Prayer of distress
One of the interesting features of today’s passage is that it contains a later insertion
that heightens the drama of Jesus’ anguish in the garden on the night of his arrest.
The insertion is in brackets.
Jesus came out and went, as was his custom, to the Mount of Olives; and the
disciples followed him. When he reached the place, he said to them, “Pray that you
may not come into the time of trial.” Then he withdrew from them about a stone’s
throw, knelt down, and prayed, “Father, if you are willing, remove this cup from
me; yet, not my will but yours be done.” [Then an angel from heaven appeared to
him and gave him strength. In his anguish he prayed more earnestly, and his
sweat became like great drops of blood falling down on the ground.] When he got
up from prayer, he came to the disciples and found them sleeping because of grief,
and he said to them, “Why are you sleeping? Get up and pray that you may not
come into the time of trial” (Luke 22:39-46).
The subject of prayer is woven throughout this story of Jesus and the disciples on
the Mount of Olives, where the garden of Gethsemane is located.
•At the beginning and end of the passage, Jesus urgently counsels the disciples to
pray that they may not come into the time of trial.
•In the center of the passage is a trial of Jesus himself, as he seeks to align his will
So many years later, Christians have become accustomed to the experience of Good
Friday’s bleakness always leading to the bright joy of Easter.
•But this was not so for Jesus, Peter, Mary, James, Joanna, and the rest.
•For them, each moment after they became clear that Jesus was headed to the cross
was a moment of anguish, trial, justified fear, and as we see in this scene, the desire
to escape, if only through sleep.
•For Jesus, these hours in the garden at night with his friends, with the moonlight
shining down through the branches of the trees, must have seemed both
excruciatingly long and excruciatingly short.

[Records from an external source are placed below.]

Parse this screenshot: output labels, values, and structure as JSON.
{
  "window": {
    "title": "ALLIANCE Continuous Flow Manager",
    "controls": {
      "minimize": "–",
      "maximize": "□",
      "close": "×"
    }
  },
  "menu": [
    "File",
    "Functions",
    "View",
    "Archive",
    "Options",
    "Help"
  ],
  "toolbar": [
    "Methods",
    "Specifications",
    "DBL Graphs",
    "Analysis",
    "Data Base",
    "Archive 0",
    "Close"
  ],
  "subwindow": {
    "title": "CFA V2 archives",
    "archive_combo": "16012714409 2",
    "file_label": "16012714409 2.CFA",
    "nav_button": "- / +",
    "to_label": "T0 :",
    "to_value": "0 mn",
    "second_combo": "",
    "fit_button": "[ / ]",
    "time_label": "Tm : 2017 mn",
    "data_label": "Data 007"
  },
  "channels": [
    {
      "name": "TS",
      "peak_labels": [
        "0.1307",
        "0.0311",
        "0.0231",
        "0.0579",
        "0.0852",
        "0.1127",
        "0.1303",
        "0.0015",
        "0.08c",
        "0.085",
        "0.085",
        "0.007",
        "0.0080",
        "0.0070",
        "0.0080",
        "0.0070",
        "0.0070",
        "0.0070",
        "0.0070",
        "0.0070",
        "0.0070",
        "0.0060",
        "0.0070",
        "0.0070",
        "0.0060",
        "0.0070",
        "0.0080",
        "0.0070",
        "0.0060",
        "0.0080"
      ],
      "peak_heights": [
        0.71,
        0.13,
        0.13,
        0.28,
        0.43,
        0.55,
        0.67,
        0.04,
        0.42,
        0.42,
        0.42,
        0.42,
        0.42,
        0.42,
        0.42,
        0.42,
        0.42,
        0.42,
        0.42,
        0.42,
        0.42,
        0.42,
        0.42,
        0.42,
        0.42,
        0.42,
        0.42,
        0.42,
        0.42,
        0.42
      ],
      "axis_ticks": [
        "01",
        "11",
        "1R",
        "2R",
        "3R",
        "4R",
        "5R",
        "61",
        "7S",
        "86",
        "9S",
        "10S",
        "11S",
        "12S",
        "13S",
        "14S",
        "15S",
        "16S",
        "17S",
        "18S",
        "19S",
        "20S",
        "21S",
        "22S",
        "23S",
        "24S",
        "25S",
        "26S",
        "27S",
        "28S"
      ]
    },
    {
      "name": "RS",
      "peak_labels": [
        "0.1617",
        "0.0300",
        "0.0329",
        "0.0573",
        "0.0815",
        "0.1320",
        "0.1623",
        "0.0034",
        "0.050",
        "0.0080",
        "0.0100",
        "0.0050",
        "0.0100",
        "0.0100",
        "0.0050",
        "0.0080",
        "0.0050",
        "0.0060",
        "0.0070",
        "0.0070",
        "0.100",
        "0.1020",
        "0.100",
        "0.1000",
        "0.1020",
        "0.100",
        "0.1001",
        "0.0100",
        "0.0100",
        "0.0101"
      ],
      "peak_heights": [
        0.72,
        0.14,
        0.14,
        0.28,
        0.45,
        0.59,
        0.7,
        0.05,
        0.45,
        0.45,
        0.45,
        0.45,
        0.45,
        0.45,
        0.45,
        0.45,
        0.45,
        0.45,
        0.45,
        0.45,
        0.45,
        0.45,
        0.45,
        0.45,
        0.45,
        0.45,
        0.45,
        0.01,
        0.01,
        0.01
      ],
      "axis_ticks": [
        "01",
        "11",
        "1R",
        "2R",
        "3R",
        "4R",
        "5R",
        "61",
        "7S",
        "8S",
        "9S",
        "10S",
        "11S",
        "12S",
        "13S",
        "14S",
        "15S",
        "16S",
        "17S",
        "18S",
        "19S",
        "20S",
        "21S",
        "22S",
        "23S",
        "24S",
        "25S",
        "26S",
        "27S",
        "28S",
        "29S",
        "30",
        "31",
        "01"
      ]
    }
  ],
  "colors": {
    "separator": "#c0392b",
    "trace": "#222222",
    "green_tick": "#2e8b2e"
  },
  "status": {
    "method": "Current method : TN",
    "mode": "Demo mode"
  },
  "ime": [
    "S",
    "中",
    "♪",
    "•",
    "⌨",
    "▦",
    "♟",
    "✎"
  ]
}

•Every breath in the open air must have seemed precious in his few last hours
before being arrested, bound, and imprisoned: “Father, if you are willing, remove this
cup from me….”
•We have no idea how much time passed between the plea above and its resolution:
“…yet, not my will but yours be done.”
•In prayer, Jesus slowly and completely aligns his will with God’s will, his trust
with God’s trust, his hope with God’s hope.
Questions for Reflection
•Has there ever been a time in your life when you felt called to do something that
you very much feared (whether a big thing or a small thing)? How did you bring
your will in alignment with God’s will?
•What has been your most anguished experience in life? Were you a person of
prayer at that time? What do you think would be Jesus’ words of comfort and
encouragement to someone going through a time of anguish?
God of my life, empower me to place all of my trust in you, as Jesus did in the
garden, and then use me as you will, to be an instrument in the healing of your
world. In Christ’s Name I pray. Amen.